The leader of a violent international gambling, drug-dealing and money-laundering ring and three of his lieutenants pleaded guilty in San Diego Tuesday to conspiring to operate an illegal enterprise in violation of the federal Racketeer Influenced and Corrupt Organization statute.
In a plea agreement, Owen Hanson, 34, a former USC football player, admitted to trafficking in hundreds of kilograms of cocaine, heroin, methamphetamine, ecstasy, anabolic steroids and human-growth hormone while heading ODOG Enterprise from 2012 to 2016.
The operation’s drug business routinely distributed controlled substances — including performance-enhancing drugs peddled to numerous professional athletes — at wholesale and retail levels, according to prosecutors.
ODOG Enterprise also operated a vast illegal gambling operation focused on high-stakes wagers placed on sporting events, court papers state. The ring used threats and violence against its gambling and drug customers to force compliance.
Also pleading guilty in the case Tuesday were co-defendants Giovanni “Tank” Brandolino, 42, Marlyn Villarreal, 32, and Jeff Bellandi, 50.
In one instance outlined in court papers, a person who owed ODOG Enterprise more than $2 million received a DVD showing a beheading and a photo of a family member’s desecrated gravestone in an effort to collect the alleged debt.
Brandolino, the second-highest ranking member of the illicit operation, pleaded guilty to conspiracy to violate RICO and conspiracy to commit money laundering, admitting that he assisted Hanson with the importation and distribution of hundreds of kilograms of cocaine and heroin.
Brandolino further admitted to establishing a drug distribution network in New Jersey and New York. Villarreal and Bellandi also pleaded guilty to conspiracy to commit money laundering.
So far, 16 of 22 defendants charged in the case have pleaded guilty, including Daniel Portley-Hanks, 70, Jack Rissell, 50, and Kenny Hilinski, 39.
Portley-Hanks, a Los Angeles private investigator who assisted Hanson with tracking down delinquent gamblers and others who owed the enterprise money, pleaded guilty to extortion on Dec. 27. Rissell, labeled as an “enforcer” in the indictment, pleaded guilty to the same charge on Dec. 17.
Hilinski, who pleaded guilty to RICO conspiracy on May 24, operated much of the gambling apparatus from Peru, where he maintained various gambling websites, coordinate the collection of payments from bookies and gamblers and directed the organization’s runners to distribute the proceeds to Hanson through shell companies and cash deliveries. Portley-Hanks, Rissell, and Hilinski are awaiting sentencing.

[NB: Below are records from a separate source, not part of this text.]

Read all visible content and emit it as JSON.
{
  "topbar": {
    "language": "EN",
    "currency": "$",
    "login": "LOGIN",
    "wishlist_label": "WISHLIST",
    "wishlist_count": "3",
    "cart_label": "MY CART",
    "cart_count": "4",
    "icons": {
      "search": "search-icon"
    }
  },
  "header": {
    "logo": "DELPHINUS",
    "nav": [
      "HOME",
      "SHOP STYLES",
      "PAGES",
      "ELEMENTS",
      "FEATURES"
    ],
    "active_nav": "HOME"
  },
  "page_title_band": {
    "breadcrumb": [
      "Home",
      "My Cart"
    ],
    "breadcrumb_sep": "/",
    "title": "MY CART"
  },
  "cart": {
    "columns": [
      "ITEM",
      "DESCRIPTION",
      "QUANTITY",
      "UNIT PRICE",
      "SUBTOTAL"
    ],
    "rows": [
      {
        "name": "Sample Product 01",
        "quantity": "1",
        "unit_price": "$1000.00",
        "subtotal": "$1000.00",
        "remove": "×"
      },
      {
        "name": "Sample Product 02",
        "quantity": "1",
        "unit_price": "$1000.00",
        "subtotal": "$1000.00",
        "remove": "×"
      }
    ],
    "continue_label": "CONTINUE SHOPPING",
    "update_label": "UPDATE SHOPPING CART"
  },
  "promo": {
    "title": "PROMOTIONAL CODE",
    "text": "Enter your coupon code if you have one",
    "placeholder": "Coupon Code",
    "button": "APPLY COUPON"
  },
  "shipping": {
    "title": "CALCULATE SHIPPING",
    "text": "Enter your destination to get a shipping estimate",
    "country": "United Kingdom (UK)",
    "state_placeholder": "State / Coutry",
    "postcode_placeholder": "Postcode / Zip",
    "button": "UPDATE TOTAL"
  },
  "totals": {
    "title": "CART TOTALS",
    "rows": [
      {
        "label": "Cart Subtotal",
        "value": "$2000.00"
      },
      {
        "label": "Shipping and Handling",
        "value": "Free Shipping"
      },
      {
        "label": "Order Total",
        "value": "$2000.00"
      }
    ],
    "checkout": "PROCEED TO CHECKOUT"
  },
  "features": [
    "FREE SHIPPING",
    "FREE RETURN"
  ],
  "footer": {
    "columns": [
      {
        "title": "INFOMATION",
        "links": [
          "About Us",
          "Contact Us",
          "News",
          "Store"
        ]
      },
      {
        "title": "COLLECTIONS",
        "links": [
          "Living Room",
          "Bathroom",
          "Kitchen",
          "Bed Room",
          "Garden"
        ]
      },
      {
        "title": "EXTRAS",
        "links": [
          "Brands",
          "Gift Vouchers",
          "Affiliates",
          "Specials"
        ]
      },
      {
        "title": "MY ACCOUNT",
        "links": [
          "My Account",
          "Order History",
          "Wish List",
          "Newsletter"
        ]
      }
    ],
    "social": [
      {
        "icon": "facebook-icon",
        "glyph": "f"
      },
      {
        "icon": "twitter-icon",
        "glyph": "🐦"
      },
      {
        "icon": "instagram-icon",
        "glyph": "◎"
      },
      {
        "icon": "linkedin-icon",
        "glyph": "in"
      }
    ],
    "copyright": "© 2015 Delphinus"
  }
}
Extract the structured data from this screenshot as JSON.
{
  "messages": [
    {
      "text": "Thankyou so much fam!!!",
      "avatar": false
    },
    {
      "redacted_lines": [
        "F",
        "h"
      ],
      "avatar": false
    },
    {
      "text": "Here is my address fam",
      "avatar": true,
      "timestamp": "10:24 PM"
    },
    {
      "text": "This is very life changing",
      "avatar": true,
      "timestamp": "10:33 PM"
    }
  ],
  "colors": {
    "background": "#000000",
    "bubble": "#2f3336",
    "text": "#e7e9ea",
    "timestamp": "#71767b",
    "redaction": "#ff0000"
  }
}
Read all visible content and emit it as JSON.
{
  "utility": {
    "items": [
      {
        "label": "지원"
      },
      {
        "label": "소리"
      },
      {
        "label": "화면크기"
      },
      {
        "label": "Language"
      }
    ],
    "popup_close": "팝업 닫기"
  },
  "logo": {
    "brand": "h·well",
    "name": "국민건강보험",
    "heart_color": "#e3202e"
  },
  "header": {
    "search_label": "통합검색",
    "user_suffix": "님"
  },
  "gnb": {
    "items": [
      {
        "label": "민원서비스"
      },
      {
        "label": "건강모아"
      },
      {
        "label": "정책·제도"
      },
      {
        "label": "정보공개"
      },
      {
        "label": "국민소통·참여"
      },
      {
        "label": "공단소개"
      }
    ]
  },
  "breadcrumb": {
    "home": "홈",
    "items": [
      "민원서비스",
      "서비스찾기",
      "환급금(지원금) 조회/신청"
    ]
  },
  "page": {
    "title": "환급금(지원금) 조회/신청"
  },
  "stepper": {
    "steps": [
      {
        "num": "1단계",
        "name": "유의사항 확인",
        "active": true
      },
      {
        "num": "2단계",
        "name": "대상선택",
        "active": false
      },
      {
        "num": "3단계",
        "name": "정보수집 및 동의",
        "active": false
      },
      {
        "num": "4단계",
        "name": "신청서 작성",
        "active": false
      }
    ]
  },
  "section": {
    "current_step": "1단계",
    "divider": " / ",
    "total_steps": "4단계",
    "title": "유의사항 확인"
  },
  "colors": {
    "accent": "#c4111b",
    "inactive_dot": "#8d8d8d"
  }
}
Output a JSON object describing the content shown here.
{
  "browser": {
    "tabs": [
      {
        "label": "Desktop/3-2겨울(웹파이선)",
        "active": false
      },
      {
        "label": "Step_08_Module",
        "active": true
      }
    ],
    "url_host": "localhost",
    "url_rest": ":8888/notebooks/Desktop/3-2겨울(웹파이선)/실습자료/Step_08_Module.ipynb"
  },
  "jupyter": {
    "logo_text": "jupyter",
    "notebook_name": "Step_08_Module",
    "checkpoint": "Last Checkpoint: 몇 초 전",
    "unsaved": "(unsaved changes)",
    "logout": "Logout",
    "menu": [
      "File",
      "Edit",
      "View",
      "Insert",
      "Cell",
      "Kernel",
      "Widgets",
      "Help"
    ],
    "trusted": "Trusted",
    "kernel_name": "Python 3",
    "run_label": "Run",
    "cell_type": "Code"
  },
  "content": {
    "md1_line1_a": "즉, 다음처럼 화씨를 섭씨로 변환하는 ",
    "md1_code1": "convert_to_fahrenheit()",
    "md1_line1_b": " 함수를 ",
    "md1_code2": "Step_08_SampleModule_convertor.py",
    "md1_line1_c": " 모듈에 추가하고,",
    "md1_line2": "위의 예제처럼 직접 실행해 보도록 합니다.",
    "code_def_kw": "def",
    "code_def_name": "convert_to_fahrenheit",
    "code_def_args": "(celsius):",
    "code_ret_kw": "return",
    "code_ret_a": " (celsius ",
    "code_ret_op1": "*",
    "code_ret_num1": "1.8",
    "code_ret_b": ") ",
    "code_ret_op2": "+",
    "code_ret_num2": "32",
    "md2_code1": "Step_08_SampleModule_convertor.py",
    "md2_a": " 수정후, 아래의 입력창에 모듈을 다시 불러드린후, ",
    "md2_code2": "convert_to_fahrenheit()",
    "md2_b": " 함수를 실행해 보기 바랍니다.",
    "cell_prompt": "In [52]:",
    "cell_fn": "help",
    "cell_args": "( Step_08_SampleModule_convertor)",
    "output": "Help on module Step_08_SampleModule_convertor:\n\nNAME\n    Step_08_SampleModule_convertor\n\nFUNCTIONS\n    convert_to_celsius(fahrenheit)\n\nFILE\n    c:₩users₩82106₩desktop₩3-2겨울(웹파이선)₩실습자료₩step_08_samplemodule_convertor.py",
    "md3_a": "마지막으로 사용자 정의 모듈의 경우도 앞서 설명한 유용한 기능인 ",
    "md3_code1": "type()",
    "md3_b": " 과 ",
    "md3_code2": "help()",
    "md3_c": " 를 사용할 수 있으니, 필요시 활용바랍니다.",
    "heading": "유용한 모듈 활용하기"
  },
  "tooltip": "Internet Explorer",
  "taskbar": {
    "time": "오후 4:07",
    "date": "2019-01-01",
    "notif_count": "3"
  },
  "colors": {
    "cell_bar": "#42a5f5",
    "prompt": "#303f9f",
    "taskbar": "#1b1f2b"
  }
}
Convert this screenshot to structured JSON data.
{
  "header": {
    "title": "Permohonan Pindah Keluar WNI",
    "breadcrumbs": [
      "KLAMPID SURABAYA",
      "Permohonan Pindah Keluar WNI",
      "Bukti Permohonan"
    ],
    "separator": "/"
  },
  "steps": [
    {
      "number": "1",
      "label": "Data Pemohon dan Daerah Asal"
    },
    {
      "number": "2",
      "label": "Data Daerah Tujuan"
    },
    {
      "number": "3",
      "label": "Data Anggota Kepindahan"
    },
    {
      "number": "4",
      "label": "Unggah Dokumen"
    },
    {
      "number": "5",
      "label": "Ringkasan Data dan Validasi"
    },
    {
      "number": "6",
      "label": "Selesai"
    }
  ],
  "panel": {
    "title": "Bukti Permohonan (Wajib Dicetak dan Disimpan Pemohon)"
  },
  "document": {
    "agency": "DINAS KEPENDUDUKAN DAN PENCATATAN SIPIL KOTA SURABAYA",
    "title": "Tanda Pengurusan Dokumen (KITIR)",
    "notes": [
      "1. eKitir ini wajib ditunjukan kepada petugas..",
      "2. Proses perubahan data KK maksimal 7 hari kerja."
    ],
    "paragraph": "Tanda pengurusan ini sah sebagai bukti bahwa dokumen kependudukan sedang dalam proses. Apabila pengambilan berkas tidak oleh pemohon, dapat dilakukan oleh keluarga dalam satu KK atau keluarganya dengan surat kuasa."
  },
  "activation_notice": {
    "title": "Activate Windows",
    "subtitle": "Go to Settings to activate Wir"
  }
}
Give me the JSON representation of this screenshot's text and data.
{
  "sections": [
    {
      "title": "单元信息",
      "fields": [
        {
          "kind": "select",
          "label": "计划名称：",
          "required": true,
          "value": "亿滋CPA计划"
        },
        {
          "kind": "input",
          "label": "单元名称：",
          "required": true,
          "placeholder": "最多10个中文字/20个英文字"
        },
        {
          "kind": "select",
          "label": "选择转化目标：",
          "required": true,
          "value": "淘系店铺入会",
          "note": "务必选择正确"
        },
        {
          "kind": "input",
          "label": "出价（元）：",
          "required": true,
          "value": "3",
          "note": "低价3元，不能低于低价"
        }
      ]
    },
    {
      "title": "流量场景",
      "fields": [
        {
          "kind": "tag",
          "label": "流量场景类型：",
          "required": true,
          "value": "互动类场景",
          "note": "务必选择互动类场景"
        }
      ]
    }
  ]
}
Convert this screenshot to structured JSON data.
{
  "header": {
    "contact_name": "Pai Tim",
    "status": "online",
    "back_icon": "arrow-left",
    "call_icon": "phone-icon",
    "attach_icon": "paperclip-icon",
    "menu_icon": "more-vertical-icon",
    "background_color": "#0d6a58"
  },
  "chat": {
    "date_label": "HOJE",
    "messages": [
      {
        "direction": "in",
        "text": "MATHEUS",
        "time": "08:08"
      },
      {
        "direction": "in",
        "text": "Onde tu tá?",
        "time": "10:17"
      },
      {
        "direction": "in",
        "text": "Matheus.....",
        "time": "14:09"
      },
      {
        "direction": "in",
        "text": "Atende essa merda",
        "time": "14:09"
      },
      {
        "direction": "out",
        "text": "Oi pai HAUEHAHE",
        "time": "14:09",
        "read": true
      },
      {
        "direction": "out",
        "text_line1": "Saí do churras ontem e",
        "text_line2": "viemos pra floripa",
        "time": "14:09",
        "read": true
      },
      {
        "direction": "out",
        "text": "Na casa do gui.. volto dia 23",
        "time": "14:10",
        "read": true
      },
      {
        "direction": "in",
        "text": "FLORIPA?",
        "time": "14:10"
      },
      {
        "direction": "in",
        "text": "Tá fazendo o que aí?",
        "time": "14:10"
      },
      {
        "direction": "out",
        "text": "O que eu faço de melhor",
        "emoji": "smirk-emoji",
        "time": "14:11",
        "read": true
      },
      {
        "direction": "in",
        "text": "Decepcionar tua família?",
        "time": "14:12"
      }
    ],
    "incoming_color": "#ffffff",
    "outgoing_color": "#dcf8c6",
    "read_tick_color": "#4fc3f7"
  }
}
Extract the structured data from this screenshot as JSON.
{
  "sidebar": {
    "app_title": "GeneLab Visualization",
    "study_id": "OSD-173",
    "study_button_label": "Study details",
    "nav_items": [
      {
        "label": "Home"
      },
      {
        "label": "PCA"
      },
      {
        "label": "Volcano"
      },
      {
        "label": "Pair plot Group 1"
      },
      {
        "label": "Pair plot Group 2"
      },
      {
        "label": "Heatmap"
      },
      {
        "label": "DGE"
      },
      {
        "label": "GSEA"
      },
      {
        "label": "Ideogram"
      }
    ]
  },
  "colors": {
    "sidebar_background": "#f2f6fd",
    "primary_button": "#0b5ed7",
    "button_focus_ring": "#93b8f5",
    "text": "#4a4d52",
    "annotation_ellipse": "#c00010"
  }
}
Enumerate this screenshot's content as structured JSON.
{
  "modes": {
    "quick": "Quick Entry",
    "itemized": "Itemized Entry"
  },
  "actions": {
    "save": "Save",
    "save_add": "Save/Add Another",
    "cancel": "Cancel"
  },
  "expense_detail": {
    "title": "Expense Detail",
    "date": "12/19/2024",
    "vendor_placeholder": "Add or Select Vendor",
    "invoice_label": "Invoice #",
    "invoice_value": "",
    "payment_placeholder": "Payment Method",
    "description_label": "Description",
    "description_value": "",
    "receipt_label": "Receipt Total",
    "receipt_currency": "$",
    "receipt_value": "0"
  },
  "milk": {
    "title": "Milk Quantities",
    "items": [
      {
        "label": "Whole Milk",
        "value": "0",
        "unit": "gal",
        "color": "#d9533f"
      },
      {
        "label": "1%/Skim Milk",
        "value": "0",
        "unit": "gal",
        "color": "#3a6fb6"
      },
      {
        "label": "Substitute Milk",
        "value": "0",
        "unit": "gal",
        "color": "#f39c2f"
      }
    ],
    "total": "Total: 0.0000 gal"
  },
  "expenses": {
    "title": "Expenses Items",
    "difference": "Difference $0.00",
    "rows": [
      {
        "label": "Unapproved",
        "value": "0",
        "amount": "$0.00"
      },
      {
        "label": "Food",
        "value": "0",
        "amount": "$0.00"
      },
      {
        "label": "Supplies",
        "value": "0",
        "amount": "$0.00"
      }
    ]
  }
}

The remaining defendants are set for trial on Feb. 14.
Additionally, eight people in Australia have been arrested in connection with Hanson’s global organization, according to the U.S. Attorney’s Office in San Diego.
–City News Service